Even though there was sun in the sky, it was very windy. We stayed at the lake for as long as we could, walked along the shore and took lots and lots of photographs. A large part of the shoreline is marshy with a growth of algae and grass. It can be a challenge walking on those grounds unless you are not afraid of getting your shoes muddy. We initially planned to walk all the way to the spot where they have kept the scooters funny seats from 3 Idiots to lure the tourists. However, after 4 PM, the mercury started dropping drastically and we had to return from halfway.
The Magical Pangong Tso – A Travel Video
We have realised lately that moving pictures can create beautiful memories as much as still ones. At Pangong, we spent some time and effort to capture our journey in videos and created a small travel video on the journey to this lake upon our return. We hope you like this video and patronise our YouTube channel as much as you do for this blog.
A Most Uncomfortable Night
Beautiful as it may seem, Pangong Tso can be very unforgiving for those who come unprepared. Located at an average altitude of more than 14000 ft above sea level, the weather conditions can prove very tricky at times and there have been instances when unsuspecting tourists have come back in bodybags.
While we managed decently during the day time, the night was a different affair altogether. It was impossibly cold and windy, howling gusts lashed against the plywood walls of our cottage and the rare air made breathing an uphill task.
I somehow feel that on high altitude, trouble in breathing is more pronounces at nights. We had a very light dinner to cope up and were covered in many layers of clothing. In spite of all the precautions, we shivered and had great difficulty breathing. Ekta showed signs of mild AMS through the night and complained of nausea and headache to an extent that made me apprehensive. We had rented an Oxygen tank for a moment like this and midway through the night I was tempted to go out and fetch help if there was any available. Thankfully her condition did not deteriorate further and we scraped through the night unharmed. However, this was one scary night that I would not want to relive ever.
Tomorrow Is A New Day
Come the next morning and we felt grateful to see the light of the new day. The suffering of the previous night was soon forgotten and we were ready for a new adventure. After a small breakfast, we hopped onto our vehicle and started on our way along the length of the lake, on a route which would take us to exotic lands, and three more lakes, two of them hitherto unknown to us.
There are a couple of small villages along the lake and the road is almost non-existent. We drove for a few hours along these greener pastures before getting lost into the rocky wilderness of Ladakh again.

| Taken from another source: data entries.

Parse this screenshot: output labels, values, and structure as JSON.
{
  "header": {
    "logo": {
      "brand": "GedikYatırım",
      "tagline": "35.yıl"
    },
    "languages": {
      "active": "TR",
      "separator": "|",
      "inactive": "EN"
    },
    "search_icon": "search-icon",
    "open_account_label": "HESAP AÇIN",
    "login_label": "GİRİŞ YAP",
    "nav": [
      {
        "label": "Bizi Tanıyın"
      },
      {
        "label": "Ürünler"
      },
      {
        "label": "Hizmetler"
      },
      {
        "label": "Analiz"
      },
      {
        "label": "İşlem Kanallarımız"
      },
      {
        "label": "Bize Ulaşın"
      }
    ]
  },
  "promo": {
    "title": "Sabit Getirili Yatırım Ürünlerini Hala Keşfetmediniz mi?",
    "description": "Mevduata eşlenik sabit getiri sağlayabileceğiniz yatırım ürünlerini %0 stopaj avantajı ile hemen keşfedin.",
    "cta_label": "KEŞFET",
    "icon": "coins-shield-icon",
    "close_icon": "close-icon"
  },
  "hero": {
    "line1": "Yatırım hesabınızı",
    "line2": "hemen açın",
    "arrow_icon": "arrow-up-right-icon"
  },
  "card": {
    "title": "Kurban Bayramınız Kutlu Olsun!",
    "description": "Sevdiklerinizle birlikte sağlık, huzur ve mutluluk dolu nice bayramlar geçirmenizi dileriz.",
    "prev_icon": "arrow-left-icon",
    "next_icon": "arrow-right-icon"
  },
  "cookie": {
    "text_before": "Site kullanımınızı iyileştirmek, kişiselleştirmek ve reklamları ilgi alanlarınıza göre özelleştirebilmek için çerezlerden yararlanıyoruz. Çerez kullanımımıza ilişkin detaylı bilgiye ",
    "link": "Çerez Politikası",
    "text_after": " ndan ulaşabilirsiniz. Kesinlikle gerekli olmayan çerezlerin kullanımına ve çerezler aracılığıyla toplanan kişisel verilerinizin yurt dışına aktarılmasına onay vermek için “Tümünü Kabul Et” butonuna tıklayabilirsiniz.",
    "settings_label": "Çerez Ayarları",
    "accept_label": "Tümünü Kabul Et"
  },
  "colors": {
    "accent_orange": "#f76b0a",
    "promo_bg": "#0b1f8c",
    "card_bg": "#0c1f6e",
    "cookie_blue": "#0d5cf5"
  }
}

In my life, I have been fortunate enough to see many places, natural and manmade, of immense beauty. However, this High Grassland Lake of Pangong is a phenomenon that stands apart from everything else in this world. Every bit of hype about it created by media and Bollywood is fully justified, it just matters now on how well we preserve this glorious natural wonder for the coming generations.
My last memory of the Pangong Tso is of its turquoise-blue waters taking a turn and vanish behind a mountain range, black in colour. Dorje Saheb told us that the mountain belonged to China (Tibet) and this is where we would have to say a Good-Bye to the holy lake and continue onwards on our journey.